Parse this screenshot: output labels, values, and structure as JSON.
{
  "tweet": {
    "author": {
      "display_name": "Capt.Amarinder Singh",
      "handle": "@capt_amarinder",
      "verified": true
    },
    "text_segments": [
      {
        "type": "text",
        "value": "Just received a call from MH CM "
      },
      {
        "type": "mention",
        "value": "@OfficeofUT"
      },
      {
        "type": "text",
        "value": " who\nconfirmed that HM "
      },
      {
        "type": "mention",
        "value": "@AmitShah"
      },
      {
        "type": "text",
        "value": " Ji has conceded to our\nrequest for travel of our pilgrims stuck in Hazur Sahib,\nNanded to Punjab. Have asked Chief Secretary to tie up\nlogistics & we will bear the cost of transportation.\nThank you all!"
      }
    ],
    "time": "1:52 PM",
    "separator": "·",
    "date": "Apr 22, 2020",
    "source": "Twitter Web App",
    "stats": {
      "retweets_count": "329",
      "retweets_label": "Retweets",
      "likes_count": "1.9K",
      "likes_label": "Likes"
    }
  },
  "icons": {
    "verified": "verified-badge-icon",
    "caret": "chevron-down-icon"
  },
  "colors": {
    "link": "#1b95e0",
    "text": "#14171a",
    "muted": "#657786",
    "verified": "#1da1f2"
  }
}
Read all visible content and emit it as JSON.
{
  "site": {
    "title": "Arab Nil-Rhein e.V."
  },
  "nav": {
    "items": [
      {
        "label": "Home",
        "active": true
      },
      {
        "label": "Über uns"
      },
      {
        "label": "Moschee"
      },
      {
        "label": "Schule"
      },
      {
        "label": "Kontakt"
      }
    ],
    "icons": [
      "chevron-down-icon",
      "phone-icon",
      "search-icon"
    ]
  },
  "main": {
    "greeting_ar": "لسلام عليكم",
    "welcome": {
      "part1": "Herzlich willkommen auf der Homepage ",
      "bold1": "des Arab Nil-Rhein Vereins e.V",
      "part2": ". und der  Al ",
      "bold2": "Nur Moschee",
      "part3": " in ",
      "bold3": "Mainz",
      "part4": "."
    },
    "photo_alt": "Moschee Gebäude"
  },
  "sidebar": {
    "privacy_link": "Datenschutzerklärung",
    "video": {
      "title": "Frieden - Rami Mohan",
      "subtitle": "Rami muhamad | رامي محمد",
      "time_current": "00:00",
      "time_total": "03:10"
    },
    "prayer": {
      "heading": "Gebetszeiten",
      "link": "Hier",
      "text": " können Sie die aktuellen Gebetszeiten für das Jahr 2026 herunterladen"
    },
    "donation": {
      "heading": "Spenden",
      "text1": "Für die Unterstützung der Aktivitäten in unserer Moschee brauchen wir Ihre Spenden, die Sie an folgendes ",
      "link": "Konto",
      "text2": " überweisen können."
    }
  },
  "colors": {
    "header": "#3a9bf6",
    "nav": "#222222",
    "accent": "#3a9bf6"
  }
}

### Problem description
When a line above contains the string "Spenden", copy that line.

### Task response
      "heading": "Spenden",
      "text1": "Für die Unterstützung der Aktivitäten in unserer Moschee brauchen wir Ihre Spenden, die Sie an folgendes ",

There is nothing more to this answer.